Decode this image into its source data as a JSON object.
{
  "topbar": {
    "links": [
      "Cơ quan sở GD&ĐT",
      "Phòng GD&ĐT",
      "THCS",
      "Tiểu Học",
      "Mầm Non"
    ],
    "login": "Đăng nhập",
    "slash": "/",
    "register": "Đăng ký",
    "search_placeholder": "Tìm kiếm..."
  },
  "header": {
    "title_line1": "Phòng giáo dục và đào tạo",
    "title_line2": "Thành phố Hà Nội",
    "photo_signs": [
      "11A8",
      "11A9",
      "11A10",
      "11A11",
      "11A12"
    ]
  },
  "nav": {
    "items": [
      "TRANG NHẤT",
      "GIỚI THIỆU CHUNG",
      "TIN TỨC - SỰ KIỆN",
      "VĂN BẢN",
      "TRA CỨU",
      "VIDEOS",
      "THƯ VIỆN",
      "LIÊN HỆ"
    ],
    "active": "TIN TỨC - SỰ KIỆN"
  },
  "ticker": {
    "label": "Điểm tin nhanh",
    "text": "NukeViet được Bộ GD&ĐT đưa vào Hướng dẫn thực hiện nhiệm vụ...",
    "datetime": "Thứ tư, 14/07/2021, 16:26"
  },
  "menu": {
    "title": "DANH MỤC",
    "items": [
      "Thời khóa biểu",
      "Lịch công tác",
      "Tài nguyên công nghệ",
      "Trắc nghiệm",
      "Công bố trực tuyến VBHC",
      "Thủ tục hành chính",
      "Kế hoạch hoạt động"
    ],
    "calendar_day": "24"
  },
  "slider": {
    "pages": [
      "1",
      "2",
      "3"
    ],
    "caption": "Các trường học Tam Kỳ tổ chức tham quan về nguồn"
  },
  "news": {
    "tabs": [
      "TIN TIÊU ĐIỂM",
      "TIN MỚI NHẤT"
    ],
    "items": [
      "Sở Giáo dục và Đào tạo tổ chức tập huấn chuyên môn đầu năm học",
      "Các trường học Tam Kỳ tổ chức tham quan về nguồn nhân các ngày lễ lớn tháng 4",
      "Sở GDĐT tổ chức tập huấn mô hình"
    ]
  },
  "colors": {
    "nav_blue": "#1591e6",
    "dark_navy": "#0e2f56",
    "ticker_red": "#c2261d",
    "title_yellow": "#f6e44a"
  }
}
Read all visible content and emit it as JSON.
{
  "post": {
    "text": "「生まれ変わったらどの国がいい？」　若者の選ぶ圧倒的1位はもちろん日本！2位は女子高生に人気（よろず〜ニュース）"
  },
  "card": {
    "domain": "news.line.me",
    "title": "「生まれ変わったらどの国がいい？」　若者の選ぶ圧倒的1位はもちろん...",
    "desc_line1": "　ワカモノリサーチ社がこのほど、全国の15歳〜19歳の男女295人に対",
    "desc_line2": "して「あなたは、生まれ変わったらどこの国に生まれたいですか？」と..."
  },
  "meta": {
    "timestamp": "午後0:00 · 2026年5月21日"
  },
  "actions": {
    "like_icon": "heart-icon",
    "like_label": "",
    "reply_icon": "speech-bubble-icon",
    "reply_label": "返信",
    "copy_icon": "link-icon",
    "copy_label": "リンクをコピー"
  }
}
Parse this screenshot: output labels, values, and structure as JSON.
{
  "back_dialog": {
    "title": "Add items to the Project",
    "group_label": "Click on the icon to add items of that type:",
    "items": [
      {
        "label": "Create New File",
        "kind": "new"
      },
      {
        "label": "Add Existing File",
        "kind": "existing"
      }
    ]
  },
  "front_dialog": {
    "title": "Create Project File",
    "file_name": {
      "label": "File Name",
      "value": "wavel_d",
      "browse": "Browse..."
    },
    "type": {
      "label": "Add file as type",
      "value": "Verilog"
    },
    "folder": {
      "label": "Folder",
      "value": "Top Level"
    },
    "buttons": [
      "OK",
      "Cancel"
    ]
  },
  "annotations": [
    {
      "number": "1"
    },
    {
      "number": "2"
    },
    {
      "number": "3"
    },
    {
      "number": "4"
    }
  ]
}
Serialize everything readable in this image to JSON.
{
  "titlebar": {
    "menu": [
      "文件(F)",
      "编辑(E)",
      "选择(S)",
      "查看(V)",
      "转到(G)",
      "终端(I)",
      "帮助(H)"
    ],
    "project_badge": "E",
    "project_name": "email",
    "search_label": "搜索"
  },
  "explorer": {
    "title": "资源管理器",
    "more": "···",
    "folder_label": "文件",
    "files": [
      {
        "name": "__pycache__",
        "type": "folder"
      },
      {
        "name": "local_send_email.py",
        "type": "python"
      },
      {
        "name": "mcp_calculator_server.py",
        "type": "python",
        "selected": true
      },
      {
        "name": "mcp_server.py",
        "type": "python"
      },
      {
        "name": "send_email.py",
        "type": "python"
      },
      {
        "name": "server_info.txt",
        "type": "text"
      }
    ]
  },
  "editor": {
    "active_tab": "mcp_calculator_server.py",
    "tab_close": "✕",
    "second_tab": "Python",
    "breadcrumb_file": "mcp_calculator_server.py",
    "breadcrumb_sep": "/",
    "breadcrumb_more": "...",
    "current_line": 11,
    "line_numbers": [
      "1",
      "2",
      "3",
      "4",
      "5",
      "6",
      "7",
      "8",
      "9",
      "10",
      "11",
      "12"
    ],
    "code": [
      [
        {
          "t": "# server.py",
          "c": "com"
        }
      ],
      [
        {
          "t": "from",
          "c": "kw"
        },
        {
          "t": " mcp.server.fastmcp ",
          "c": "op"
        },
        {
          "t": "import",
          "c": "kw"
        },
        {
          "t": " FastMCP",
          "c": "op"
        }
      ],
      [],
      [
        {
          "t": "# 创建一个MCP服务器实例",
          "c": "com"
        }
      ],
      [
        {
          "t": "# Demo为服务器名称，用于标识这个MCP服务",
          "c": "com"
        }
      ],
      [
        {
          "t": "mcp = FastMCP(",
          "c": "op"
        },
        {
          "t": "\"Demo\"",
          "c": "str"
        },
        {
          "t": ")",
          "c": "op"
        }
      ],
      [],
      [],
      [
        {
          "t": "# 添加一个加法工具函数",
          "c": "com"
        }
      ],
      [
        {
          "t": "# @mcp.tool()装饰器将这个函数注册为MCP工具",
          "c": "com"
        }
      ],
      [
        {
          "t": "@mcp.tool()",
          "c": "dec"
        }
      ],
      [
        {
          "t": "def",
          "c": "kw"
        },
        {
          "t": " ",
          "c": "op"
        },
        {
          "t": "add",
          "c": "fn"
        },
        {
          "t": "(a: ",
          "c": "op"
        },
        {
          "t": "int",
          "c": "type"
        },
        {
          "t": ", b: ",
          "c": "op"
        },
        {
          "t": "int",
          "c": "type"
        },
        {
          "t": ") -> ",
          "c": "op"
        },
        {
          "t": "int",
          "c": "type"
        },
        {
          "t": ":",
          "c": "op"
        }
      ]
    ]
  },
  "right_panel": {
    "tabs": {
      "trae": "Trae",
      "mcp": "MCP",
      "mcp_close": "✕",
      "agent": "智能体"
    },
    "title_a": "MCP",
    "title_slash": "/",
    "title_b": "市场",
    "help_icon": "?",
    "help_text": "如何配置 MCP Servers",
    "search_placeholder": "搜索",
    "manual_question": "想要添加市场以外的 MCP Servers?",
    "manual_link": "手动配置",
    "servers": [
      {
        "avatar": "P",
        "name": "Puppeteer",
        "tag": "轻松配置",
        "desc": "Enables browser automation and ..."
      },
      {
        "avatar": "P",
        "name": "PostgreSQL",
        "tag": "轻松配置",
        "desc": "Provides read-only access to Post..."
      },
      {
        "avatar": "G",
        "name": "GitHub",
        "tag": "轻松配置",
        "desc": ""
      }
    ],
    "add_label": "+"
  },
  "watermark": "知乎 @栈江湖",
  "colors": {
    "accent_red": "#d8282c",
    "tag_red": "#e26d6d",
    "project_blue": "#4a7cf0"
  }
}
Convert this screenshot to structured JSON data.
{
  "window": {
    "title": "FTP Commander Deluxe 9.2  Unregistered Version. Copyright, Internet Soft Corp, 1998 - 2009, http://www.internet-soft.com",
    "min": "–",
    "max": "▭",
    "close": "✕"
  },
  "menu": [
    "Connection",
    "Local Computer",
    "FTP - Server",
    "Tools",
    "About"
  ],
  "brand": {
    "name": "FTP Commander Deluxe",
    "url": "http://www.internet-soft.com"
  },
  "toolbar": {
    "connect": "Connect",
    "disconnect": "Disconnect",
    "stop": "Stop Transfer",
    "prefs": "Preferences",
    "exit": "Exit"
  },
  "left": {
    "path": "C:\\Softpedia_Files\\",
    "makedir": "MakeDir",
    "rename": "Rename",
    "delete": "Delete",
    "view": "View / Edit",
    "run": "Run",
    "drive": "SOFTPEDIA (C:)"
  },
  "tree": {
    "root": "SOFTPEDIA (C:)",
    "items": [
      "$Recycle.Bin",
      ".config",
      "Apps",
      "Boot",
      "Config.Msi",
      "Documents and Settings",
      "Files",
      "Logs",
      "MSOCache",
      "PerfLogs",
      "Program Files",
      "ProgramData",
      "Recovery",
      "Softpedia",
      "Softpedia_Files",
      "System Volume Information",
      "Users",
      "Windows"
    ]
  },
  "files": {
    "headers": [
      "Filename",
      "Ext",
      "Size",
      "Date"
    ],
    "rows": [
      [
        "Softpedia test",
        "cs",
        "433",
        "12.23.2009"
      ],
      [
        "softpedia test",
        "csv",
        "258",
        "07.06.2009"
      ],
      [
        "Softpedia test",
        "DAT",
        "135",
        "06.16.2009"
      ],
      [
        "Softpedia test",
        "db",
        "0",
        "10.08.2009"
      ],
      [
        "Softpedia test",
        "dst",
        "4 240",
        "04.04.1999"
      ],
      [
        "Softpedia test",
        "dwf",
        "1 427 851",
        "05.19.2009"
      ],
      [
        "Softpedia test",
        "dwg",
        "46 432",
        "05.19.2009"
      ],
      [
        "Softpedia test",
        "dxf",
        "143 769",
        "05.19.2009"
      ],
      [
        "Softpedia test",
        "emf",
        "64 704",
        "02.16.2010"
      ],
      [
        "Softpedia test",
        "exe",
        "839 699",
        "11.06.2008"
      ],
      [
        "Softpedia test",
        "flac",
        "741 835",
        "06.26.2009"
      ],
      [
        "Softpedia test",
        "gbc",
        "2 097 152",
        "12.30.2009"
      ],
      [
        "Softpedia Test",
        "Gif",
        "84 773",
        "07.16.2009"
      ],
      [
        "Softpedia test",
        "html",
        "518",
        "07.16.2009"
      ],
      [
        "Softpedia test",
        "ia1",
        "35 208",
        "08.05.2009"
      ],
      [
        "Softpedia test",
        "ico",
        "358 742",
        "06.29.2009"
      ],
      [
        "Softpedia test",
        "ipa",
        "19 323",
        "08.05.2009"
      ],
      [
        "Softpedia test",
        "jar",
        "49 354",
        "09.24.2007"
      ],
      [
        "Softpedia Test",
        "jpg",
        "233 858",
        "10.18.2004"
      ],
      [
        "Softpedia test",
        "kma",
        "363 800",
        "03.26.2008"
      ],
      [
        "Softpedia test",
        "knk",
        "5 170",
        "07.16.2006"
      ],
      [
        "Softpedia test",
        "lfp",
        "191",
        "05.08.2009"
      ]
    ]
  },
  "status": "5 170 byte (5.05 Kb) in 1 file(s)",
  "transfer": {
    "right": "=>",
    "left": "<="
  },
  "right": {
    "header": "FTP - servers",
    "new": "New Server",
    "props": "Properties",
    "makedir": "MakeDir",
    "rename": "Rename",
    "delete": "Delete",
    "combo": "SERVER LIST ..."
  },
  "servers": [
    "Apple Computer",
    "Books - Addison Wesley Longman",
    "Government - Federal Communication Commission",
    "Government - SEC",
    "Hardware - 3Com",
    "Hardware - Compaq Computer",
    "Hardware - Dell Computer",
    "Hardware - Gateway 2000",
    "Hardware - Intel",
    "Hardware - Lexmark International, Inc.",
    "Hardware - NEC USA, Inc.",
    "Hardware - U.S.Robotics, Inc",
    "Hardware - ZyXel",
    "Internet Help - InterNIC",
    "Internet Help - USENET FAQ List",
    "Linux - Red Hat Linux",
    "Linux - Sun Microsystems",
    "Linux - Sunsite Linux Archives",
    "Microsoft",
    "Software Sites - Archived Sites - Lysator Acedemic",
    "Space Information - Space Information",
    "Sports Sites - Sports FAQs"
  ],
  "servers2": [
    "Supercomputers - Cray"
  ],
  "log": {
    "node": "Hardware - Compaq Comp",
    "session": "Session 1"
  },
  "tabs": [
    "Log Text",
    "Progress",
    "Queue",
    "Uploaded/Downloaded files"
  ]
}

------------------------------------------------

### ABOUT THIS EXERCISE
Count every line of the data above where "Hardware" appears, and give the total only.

### RESPONSE TO THIS EXERCISE
10